### Exercise description
Retype the records below exactly as they stand, omitting the pictures.

### Given data

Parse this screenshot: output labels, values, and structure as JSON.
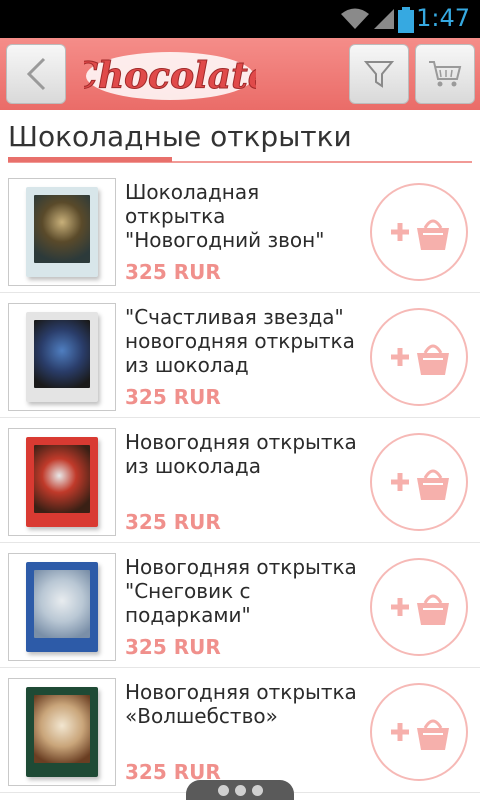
{
  "status_bar": {
    "time": "1:47",
    "icons": [
      "wifi-icon",
      "signal-icon",
      "battery-icon"
    ]
  },
  "app_bar": {
    "logo_text": "Chocolate",
    "back_icon": "chevron-left-icon",
    "filter_icon": "funnel-icon",
    "cart_icon": "shopping-cart-icon"
  },
  "section": {
    "title": "Шоколадные открытки"
  },
  "products": [
    {
      "title": "Шоколадная открытка \"Новогодний звон\"",
      "price": "325 RUR"
    },
    {
      "title": "\"Счастливая звезда\" новогодняя открытка из шоколад",
      "price": "325 RUR"
    },
    {
      "title": "Новогодняя открытка из шоколада",
      "price": "325 RUR"
    },
    {
      "title": "Новогодняя открытка \"Снеговик с подарками\"",
      "price": "325 RUR"
    },
    {
      "title": "Новогодняя открытка «Волшебство»",
      "price": "325 RUR"
    }
  ],
  "colors": {
    "accent": "#ea6c68",
    "price": "#f0908c",
    "add_button": "#f6b9b6"
  }
}
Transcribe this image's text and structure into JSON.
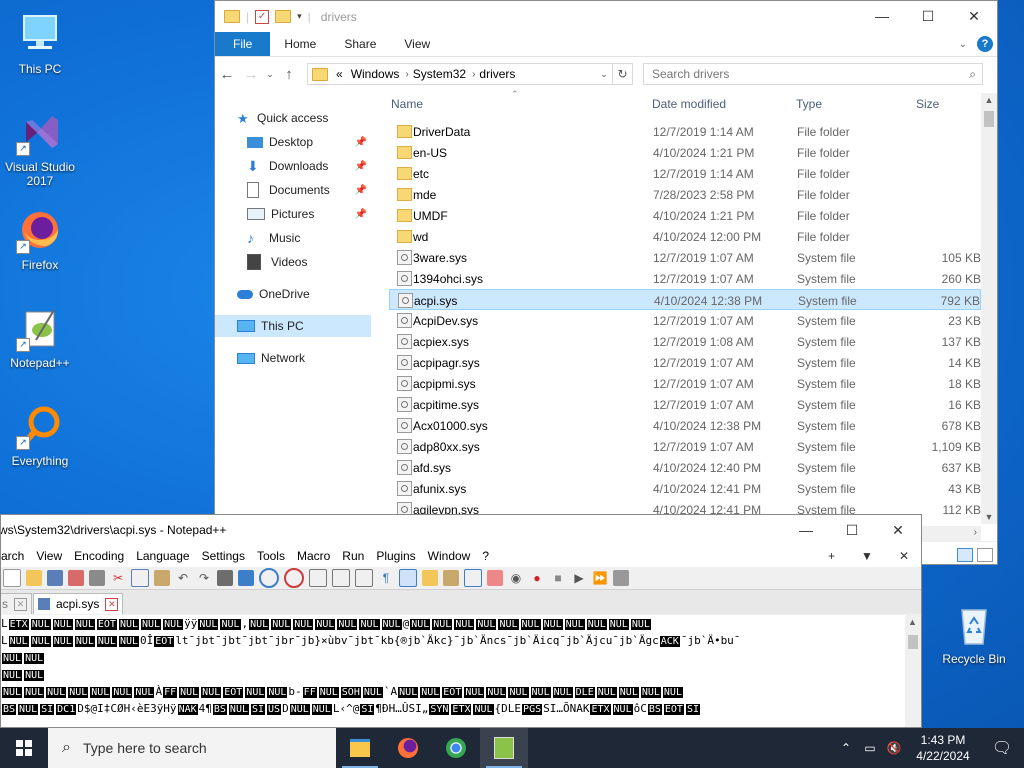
{
  "desktop": {
    "icons": [
      {
        "label": "This PC"
      },
      {
        "label": "Visual Studio\n2017"
      },
      {
        "label": "Firefox"
      },
      {
        "label": "Notepad++"
      },
      {
        "label": "Everything"
      },
      {
        "label": "Recycle Bin"
      }
    ]
  },
  "explorer": {
    "title": "drivers",
    "ribbon": {
      "file": "File",
      "home": "Home",
      "share": "Share",
      "view": "View"
    },
    "address": {
      "lead": "«",
      "crumbs": [
        "Windows",
        "System32",
        "drivers"
      ]
    },
    "search_placeholder": "Search drivers",
    "nav": {
      "quick_access": "Quick access",
      "desktop": "Desktop",
      "downloads": "Downloads",
      "documents": "Documents",
      "pictures": "Pictures",
      "music": "Music",
      "videos": "Videos",
      "onedrive": "OneDrive",
      "this_pc": "This PC",
      "network": "Network"
    },
    "columns": {
      "name": "Name",
      "date": "Date modified",
      "type": "Type",
      "size": "Size"
    },
    "rows": [
      {
        "name": "DriverData",
        "date": "12/7/2019 1:14 AM",
        "type": "File folder",
        "size": "",
        "kind": "folder"
      },
      {
        "name": "en-US",
        "date": "4/10/2024 1:21 PM",
        "type": "File folder",
        "size": "",
        "kind": "folder"
      },
      {
        "name": "etc",
        "date": "12/7/2019 1:14 AM",
        "type": "File folder",
        "size": "",
        "kind": "folder"
      },
      {
        "name": "mde",
        "date": "7/28/2023 2:58 PM",
        "type": "File folder",
        "size": "",
        "kind": "folder"
      },
      {
        "name": "UMDF",
        "date": "4/10/2024 1:21 PM",
        "type": "File folder",
        "size": "",
        "kind": "folder"
      },
      {
        "name": "wd",
        "date": "4/10/2024 12:00 PM",
        "type": "File folder",
        "size": "",
        "kind": "folder"
      },
      {
        "name": "3ware.sys",
        "date": "12/7/2019 1:07 AM",
        "type": "System file",
        "size": "105 KB",
        "kind": "sys"
      },
      {
        "name": "1394ohci.sys",
        "date": "12/7/2019 1:07 AM",
        "type": "System file",
        "size": "260 KB",
        "kind": "sys"
      },
      {
        "name": "acpi.sys",
        "date": "4/10/2024 12:38 PM",
        "type": "System file",
        "size": "792 KB",
        "kind": "sys",
        "selected": true
      },
      {
        "name": "AcpiDev.sys",
        "date": "12/7/2019 1:07 AM",
        "type": "System file",
        "size": "23 KB",
        "kind": "sys"
      },
      {
        "name": "acpiex.sys",
        "date": "12/7/2019 1:08 AM",
        "type": "System file",
        "size": "137 KB",
        "kind": "sys"
      },
      {
        "name": "acpipagr.sys",
        "date": "12/7/2019 1:07 AM",
        "type": "System file",
        "size": "14 KB",
        "kind": "sys"
      },
      {
        "name": "acpipmi.sys",
        "date": "12/7/2019 1:07 AM",
        "type": "System file",
        "size": "18 KB",
        "kind": "sys"
      },
      {
        "name": "acpitime.sys",
        "date": "12/7/2019 1:07 AM",
        "type": "System file",
        "size": "16 KB",
        "kind": "sys"
      },
      {
        "name": "Acx01000.sys",
        "date": "4/10/2024 12:38 PM",
        "type": "System file",
        "size": "678 KB",
        "kind": "sys"
      },
      {
        "name": "adp80xx.sys",
        "date": "12/7/2019 1:07 AM",
        "type": "System file",
        "size": "1,109 KB",
        "kind": "sys"
      },
      {
        "name": "afd.sys",
        "date": "4/10/2024 12:40 PM",
        "type": "System file",
        "size": "637 KB",
        "kind": "sys"
      },
      {
        "name": "afunix.sys",
        "date": "4/10/2024 12:41 PM",
        "type": "System file",
        "size": "43 KB",
        "kind": "sys"
      },
      {
        "name": "agilevpn.sys",
        "date": "4/10/2024 12:41 PM",
        "type": "System file",
        "size": "112 KB",
        "kind": "sys"
      }
    ]
  },
  "notepad": {
    "title": "ws\\System32\\drivers\\acpi.sys - Notepad++",
    "menu": [
      "arch",
      "View",
      "Encoding",
      "Language",
      "Settings",
      "Tools",
      "Macro",
      "Run",
      "Plugins",
      "Window",
      "?"
    ],
    "tabs": {
      "prev": "s",
      "active": "acpi.sys"
    },
    "lines": [
      "L ETX NUL NUL NUL EOT NUL NUL NUL ÿÿ NUL NUL , NUL NUL NUL NUL NUL NUL NUL @ NUL NUL NUL NUL NUL NUL NUL NUL NUL NUL NUL",
      "L NUL NUL NUL NUL NUL NUL 0Î EOT lt¯jbt¯jbt¯jbt¯jbr¯jb}×ùbv¯jbt¯kb{®jb`Äkc}¯jb`Äncs¯jb`Äicq¯jb`Äjcu¯jb`Ägc ACK ¯jb`Ä•bu¯",
      "NUL NUL",
      "NUL NUL",
      "NUL NUL NUL NUL NUL NUL NUL À FF NUL NUL EOT NUL NUL b- FF NUL SOH NUL `A NUL NUL EOT NUL NUL NUL NUL NUL DLE NUL NUL NUL NUL",
      "BS NUL SI DC1 D$@I‡CØH‹èE3ÿHÿ NAK 4¶ BS NUL SI US D NUL NUL L‹^@ SI ¶ÐH…ÛSI„ SYN ETX NUL {DLE PGS SI…ÕNAK ETX NUL ôC BS EOT SI"
    ],
    "bold_tokens": [
      "NUL",
      "ETX",
      "EOT",
      "SOH",
      "DLE",
      "FF",
      "BS",
      "SI",
      "DC1",
      "NAK",
      "US",
      "SYN",
      "ACK",
      "PGS"
    ]
  },
  "taskbar": {
    "search_placeholder": "Type here to search",
    "time": "1:43 PM",
    "date": "4/22/2024"
  }
}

### Answer for the task
Parse this screenshot: output labels, values, and structure as JSON.
{
  "status_bar": {
    "time": "1:47",
    "icons": [
      "wifi-icon",
      "signal-icon",
      "battery-icon"
    ]
  },
  "app_bar": {
    "logo_text": "Chocolate",
    "back_icon": "chevron-left-icon",
    "filter_icon": "funnel-icon",
    "cart_icon": "shopping-cart-icon"
  },
  "section": {
    "title": "Шоколадные открытки"
  },
  "products": [
    {
      "title": "Шоколадная открытка \"Новогодний звон\"",
      "price": "325 RUR"
    },
    {
      "title": "\"Счастливая звезда\" новогодняя открытка из шоколад",
      "price": "325 RUR"
    },
    {
      "title": "Новогодняя открытка из шоколада",
      "price": "325 RUR"
    },
    {
      "title": "Новогодняя открытка \"Снеговик с подарками\"",
      "price": "325 RUR"
    },
    {
      "title": "Новогодняя открытка «Волшебство»",
      "price": "325 RUR"
    }
  ],
  "colors": {
    "accent": "#ea6c68",
    "price": "#f0908c",
    "add_button": "#f6b9b6"
  }
}
Transcribe this image's text and structure into JSON.
{
  "desktop": {
    "icons": [
      {
        "label": "This PC"
      },
      {
        "label": "Visual Studio\n2017"
      },
      {
        "label": "Firefox"
      },
      {
        "label": "Notepad++"
      },
      {
        "label": "Everything"
      },
      {
        "label": "Recycle Bin"
      }
    ]
  },
  "explorer": {
    "title": "drivers",
    "ribbon": {
      "file": "File",
      "home": "Home",
      "share": "Share",
      "view": "View"
    },
    "address": {
      "lead": "«",
      "crumbs": [
        "Windows",
        "System32",
        "drivers"
      ]
    },
    "search_placeholder": "Search drivers",
    "nav": {
      "quick_access": "Quick access",
      "desktop": "Desktop",
      "downloads": "Downloads",
      "documents": "Documents",
      "pictures": "Pictures",
      "music": "Music",
      "videos": "Videos",
      "onedrive": "OneDrive",
      "this_pc": "This PC",
      "network": "Network"
    },
    "columns": {
      "name": "Name",
      "date": "Date modified",
      "type": "Type",
      "size": "Size"
    },
    "rows": [
      {
        "name": "DriverData",
        "date": "12/7/2019 1:14 AM",
        "type": "File folder",
        "size": "",
        "kind": "folder"
      },
      {
        "name": "en-US",
        "date": "4/10/2024 1:21 PM",
        "type": "File folder",
        "size": "",
        "kind": "folder"
      },
      {
        "name": "etc",
        "date": "12/7/2019 1:14 AM",
        "type": "File folder",
        "size": "",
        "kind": "folder"
      },
      {
        "name": "mde",
        "date": "7/28/2023 2:58 PM",
        "type": "File folder",
        "size": "",
        "kind": "folder"
      },
      {
        "name": "UMDF",
        "date": "4/10/2024 1:21 PM",
        "type": "File folder",
        "size": "",
        "kind": "folder"
      },
      {
        "name": "wd",
        "date": "4/10/2024 12:00 PM",
        "type": "File folder",
        "size": "",
        "kind": "folder"
      },
      {
        "name": "3ware.sys",
        "date": "12/7/2019 1:07 AM",
        "type": "System file",
        "size": "105 KB",
        "kind": "sys"
      },
      {
        "name": "1394ohci.sys",
        "date": "12/7/2019 1:07 AM",
        "type": "System file",
        "size": "260 KB",
        "kind": "sys"
      },
      {
        "name": "acpi.sys",
        "date": "4/10/2024 12:38 PM",
        "type": "System file",
        "size": "792 KB",
        "kind": "sys",
        "selected": true
      },
      {
        "name": "AcpiDev.sys",
        "date": "12/7/2019 1:07 AM",
        "type": "System file",
        "size": "23 KB",
        "kind": "sys"
      },
      {
        "name": "acpiex.sys",
        "date": "12/7/2019 1:08 AM",
        "type": "System file",
        "size": "137 KB",
        "kind": "sys"
      },
      {
        "name": "acpipagr.sys",
        "date": "12/7/2019 1:07 AM",
        "type": "System file",
        "size": "14 KB",
        "kind": "sys"
      },
      {
        "name": "acpipmi.sys",
        "date": "12/7/2019 1:07 AM",
        "type": "System file",
        "size": "18 KB",
        "kind": "sys"
      },
      {
        "name": "acpitime.sys",
        "date": "12/7/2019 1:07 AM",
        "type": "System file",
        "size": "16 KB",
        "kind": "sys"
      },
      {
        "name": "Acx01000.sys",
        "date": "4/10/2024 12:38 PM",
        "type": "System file",
        "size": "678 KB",
        "kind": "sys"
      },
      {
        "name": "adp80xx.sys",
        "date": "12/7/2019 1:07 AM",
        "type": "System file",
        "size": "1,109 KB",
        "kind": "sys"
      },
      {
        "name": "afd.sys",
        "date": "4/10/2024 12:40 PM",
        "type": "System file",
        "size": "637 KB",
        "kind": "sys"
      },
      {
        "name": "afunix.sys",
        "date": "4/10/2024 12:41 PM",
        "type": "System file",
        "size": "43 KB",
        "kind": "sys"
      },
      {
        "name": "agilevpn.sys",
        "date": "4/10/2024 12:41 PM",
        "type": "System file",
        "size": "112 KB",
        "kind": "sys"
      }
    ]
  },
  "notepad": {
    "title": "ws\\System32\\drivers\\acpi.sys - Notepad++",
    "menu": [
      "arch",
      "View",
      "Encoding",
      "Language",
      "Settings",
      "Tools",
      "Macro",
      "Run",
      "Plugins",
      "Window",
      "?"
    ],
    "tabs": {
      "prev": "s",
      "active": "acpi.sys"
    },
    "lines": [
      "L ETX NUL NUL NUL EOT NUL NUL NUL ÿÿ NUL NUL , NUL NUL NUL NUL NUL NUL NUL @ NUL NUL NUL NUL NUL NUL NUL NUL NUL NUL NUL",
      "L NUL NUL NUL NUL NUL NUL 0Î EOT lt¯jbt¯jbt¯jbt¯jbr¯jb}×ùbv¯jbt¯kb{®jb`Äkc}¯jb`Äncs¯jb`Äicq¯jb`Äjcu¯jb`Ägc ACK ¯jb`Ä•bu¯",
      "NUL NUL",
      "NUL NUL",
      "NUL NUL NUL NUL NUL NUL NUL À FF NUL NUL EOT NUL NUL b- FF NUL SOH NUL `A NUL NUL EOT NUL NUL NUL NUL NUL DLE NUL NUL NUL NUL",
      "BS NUL SI DC1 D$@I‡CØH‹èE3ÿHÿ NAK 4¶ BS NUL SI US D NUL NUL L‹^@ SI ¶ÐH…ÛSI„ SYN ETX NUL {DLE PGS SI…ÕNAK ETX NUL ôC BS EOT SI"
    ],
    "bold_tokens": [
      "NUL",
      "ETX",
      "EOT",
      "SOH",
      "DLE",
      "FF",
      "BS",
      "SI",
      "DC1",
      "NAK",
      "US",
      "SYN",
      "ACK",
      "PGS"
    ]
  },
  "taskbar": {
    "search_placeholder": "Type here to search",
    "time": "1:43 PM",
    "date": "4/22/2024"
  }
}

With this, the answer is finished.